Third, the leadership curriculum at the Naval Academy should be modified to reflect one of the few things we do know about modern warfare: its extreme ambiguity. The fog of war is an enduring characteristic of warfare, but our enemies today make ambiguity a central part of their strategies. Russian troops did not enter Crimea wearing or carrying their flags, and China employs a vast maritime militia in the South China Sea to blur the lines between combatant and noncombatant. Academy ethics courses do a good job of focusing on the morally challenging situations that arise in warfare, but many of the examples derive from our decade and a half in the desert. It would require only a little imagination to update these scenarios for future conventional warfighting. More important, the leadership courses should include modules on how leaders make decisions in situations of ambiguous and incomplete information.
Finally, the Naval Academy could make better use of its Saturdays for training opportunities. As much as it pains this Annapolis graduate to admit, West Point does a much better job at this, with cadets regularly embarking on field exercises to practice leadership and learn basic military skills. These should serve as a model. There are only two mandatory events on Saturdays for midshipmen at present: home football games, and a trip to the Holocaust Memorial Museum in Washington for the plebe class. The Naval Academy could employ wargaming software such as “Harpoon” or “Command: Modern Air/Naval Operations” to teach midshipmen what it looks like when two naval forces meet in battle, and then have them apply those lessons against one another. This kind of thing used to be a required course at the Academy, taught during the summer, but wargaming could easily be taught on Saturdays. A low-impact way to implement this—if the football schedule really is sacrosanct—would be to take a battalion (one-sixth of the Brigade) at a time out of the football games to wargame. If the Academy were to place an even higher emphasis on war gaming than football games, more opportunities could open up.

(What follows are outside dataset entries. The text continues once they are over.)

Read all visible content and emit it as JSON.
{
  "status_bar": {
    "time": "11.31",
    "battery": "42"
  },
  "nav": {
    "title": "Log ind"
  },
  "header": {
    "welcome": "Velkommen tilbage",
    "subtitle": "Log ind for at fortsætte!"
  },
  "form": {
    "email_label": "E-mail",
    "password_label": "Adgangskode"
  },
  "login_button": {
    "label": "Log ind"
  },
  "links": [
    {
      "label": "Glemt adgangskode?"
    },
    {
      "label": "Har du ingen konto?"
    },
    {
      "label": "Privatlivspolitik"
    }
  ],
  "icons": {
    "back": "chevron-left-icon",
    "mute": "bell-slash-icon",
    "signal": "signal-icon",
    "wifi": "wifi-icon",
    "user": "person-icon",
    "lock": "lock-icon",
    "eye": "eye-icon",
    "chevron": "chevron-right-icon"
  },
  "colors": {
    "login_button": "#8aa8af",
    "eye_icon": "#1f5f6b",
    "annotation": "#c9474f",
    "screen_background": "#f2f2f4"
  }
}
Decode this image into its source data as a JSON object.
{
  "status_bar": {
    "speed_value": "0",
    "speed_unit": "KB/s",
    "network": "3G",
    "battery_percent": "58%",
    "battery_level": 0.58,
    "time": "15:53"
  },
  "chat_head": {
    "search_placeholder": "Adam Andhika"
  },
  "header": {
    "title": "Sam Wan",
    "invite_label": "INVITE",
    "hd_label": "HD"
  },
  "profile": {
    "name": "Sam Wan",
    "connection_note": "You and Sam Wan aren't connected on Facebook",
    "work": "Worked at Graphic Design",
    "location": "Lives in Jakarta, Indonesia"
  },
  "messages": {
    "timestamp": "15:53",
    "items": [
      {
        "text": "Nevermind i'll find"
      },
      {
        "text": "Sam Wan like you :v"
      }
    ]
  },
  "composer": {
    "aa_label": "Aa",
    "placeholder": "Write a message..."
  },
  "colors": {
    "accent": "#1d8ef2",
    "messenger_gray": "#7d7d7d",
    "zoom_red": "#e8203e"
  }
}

A renewed emphasis on warfighting at the Naval Academy does not need to be a total retooling of midshipmen education. One major hurdle is already being overcome with the construction of Hopper Hall, which will house secret-clearance-level spaces and computer terminals. This will give midshipmen better access to some of the technical details involved in warfighting. The aim of this renewed emphasis would not be to graduate midshipmen who are masters at the tactical and operational level of war. The goal would be to graduate midshipmen who appreciate the complexities associated with modern naval warfare. This will also help them make better-informed decisions about their service selections and give them perspective during their follow-on training. Naval officers should be conversant in the basics of warfighting when they commission, and this should be a structured part of the Naval Academy’s educational program.